Using the data below, determine the number of lines that include the string "icon". Write only that number.

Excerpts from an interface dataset
========

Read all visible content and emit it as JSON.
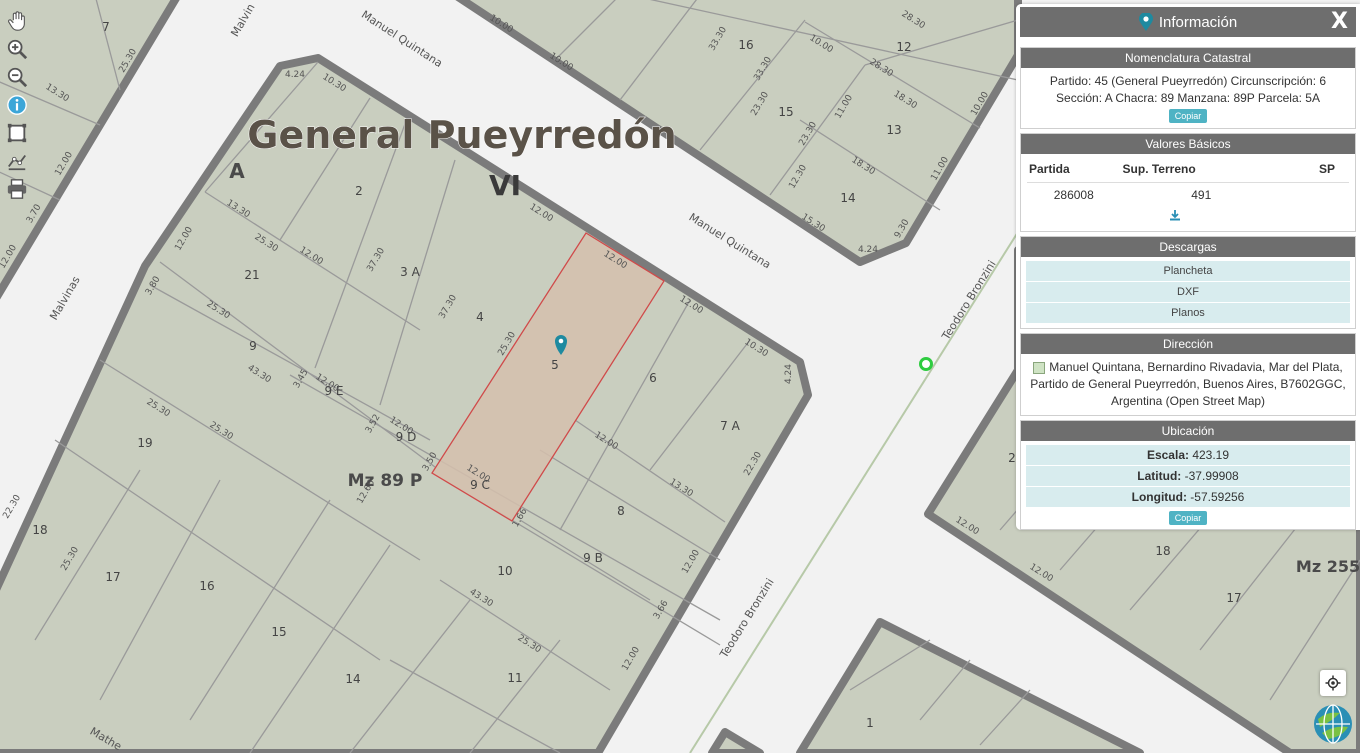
{
  "map": {
    "labels": {
      "city_name": "General Pueyrredón",
      "circ_vi": "VI",
      "sec_a": "A",
      "mz_89p": "Mz 89 P",
      "mz_255": "Mz 255"
    },
    "streets": {
      "manuel_quintana_top": "Manuel Quintana",
      "manuel_quintana_right": "Manuel Quintana",
      "teodoro_bronzini_top": "Teodoro Bronzini",
      "teodoro_bronzini_bottom": "Teodoro Bronzini",
      "malvinas_left": "Malvinas",
      "malvinas_top": "Malvin",
      "mathe": "Mathe"
    },
    "parcels": [
      "2",
      "3 A",
      "4",
      "5",
      "6",
      "7 A",
      "8",
      "9",
      "9 E",
      "9 D",
      "9 C",
      "9 B",
      "10",
      "11",
      "14",
      "15",
      "16",
      "17",
      "18",
      "19",
      "21",
      "7",
      "12",
      "13",
      "14",
      "15",
      "16",
      "18",
      "17",
      "1",
      "2"
    ],
    "dimensions": [
      "4.24",
      "10.30",
      "13.30",
      "25.30",
      "12.00",
      "37.30",
      "12.00",
      "43.30",
      "3.80",
      "12.00",
      "3.45",
      "3.52",
      "3.50",
      "12.66",
      "25.30",
      "25.30",
      "12.00",
      "25.30",
      "12.00",
      "37.30",
      "12.00",
      "25.30",
      "12.00",
      "13.30",
      "22.30",
      "12.00",
      "4.24",
      "10.30",
      "3.66",
      "1.66",
      "12.00",
      "12.00",
      "12.00",
      "10.00",
      "10.00",
      "33.30",
      "33.30",
      "23.30",
      "23.30",
      "12.30",
      "15.30",
      "18.30",
      "18.30",
      "28.30",
      "28.30",
      "10.00",
      "11.00",
      "11.00",
      "10.00",
      "9.30",
      "4.24",
      "13.30",
      "25.30",
      "12.00",
      "3.70",
      "12.00",
      "22.30",
      "25.30",
      "43.30",
      "25.30",
      "12.00",
      "12.00"
    ],
    "colors": {
      "block_fill": "#c9cebf",
      "block_border": "#7b7b7b",
      "street": "#f2f2f2",
      "selected_fill": "#d5bfad",
      "selected_border": "#d04a4a",
      "pin": "#1e8aa0",
      "green_marker": "#2ecc40"
    }
  },
  "toolbar": {
    "tools": [
      "pan-hand-icon",
      "zoom-in-icon",
      "zoom-out-icon",
      "info-icon",
      "select-box-icon",
      "measure-icon",
      "print-icon"
    ]
  },
  "panel": {
    "title": "Información",
    "close_label": "X",
    "nomenclatura": {
      "heading": "Nomenclatura Catastral",
      "text": "Partido: 45 (General Pueyrredón) Circunscripción: 6 Sección: A Chacra: 89 Manzana: 89P Parcela: 5A",
      "copy_label": "Copiar"
    },
    "valores": {
      "heading": "Valores Básicos",
      "col_partida": "Partida",
      "col_sup": "Sup. Terreno",
      "col_sp": "SP",
      "partida": "286008",
      "sup": "491",
      "sp": ""
    },
    "descargas": {
      "heading": "Descargas",
      "items": [
        "Plancheta",
        "DXF",
        "Planos"
      ]
    },
    "direccion": {
      "heading": "Dirección",
      "text": "Manuel Quintana, Bernardino Rivadavia, Mar del Plata, Partido de General Pueyrredón, Buenos Aires, B7602GGC, Argentina (Open Street Map)"
    },
    "ubicacion": {
      "heading": "Ubicación",
      "escala_label": "Escala:",
      "escala": "423.19",
      "latitud_label": "Latitud:",
      "latitud": "-37.99908",
      "longitud_label": "Longitud:",
      "longitud": "-57.59256",
      "copy_label": "Copiar"
    }
  }
}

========

WRITTEN SOLUTION: 7